(Items from a data source)
= = = = = = =
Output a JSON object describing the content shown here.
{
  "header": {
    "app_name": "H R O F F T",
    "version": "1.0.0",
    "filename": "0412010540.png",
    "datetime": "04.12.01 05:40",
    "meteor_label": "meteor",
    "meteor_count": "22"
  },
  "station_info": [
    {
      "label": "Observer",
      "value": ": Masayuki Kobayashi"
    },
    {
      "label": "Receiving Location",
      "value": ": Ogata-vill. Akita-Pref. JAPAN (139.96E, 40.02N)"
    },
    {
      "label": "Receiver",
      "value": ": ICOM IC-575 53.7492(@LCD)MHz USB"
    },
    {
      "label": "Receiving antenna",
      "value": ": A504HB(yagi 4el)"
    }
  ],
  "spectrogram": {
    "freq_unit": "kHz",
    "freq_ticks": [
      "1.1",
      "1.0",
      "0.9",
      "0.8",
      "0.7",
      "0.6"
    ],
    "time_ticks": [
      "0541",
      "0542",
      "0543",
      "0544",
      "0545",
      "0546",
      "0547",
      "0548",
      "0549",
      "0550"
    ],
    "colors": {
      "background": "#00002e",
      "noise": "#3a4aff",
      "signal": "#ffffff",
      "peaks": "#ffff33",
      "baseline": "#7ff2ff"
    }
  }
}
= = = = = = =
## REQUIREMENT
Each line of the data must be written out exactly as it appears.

## EXERCISE SOLUTION
Output a JSON object describing the content shown here.
{
  "header": {
    "app_name": "H R O F F T",
    "version": "1.0.0",
    "filename": "0412010540.png",
    "datetime": "04.12.01 05:40",
    "meteor_label": "meteor",
    "meteor_count": "22"
  },
  "station_info": [
    {
      "label": "Observer",
      "value": ": Masayuki Kobayashi"
    },
    {
      "label": "Receiving Location",
      "value": ": Ogata-vill. Akita-Pref. JAPAN (139.96E, 40.02N)"
    },
    {
      "label": "Receiver",
      "value": ": ICOM IC-575 53.7492(@LCD)MHz USB"
    },
    {
      "label": "Receiving antenna",
      "value": ": A504HB(yagi 4el)"
    }
  ],
  "spectrogram": {
    "freq_unit": "kHz",
    "freq_ticks": [
      "1.1",
      "1.0",
      "0.9",
      "0.8",
      "0.7",
      "0.6"
    ],
    "time_ticks": [
      "0541",
      "0542",
      "0543",
      "0544",
      "0545",
      "0546",
      "0547",
      "0548",
      "0549",
      "0550"
    ],
    "colors": {
      "background": "#00002e",
      "noise": "#3a4aff",
      "signal": "#ffffff",
      "peaks": "#ffff33",
      "baseline": "#7ff2ff"
    }
  }
}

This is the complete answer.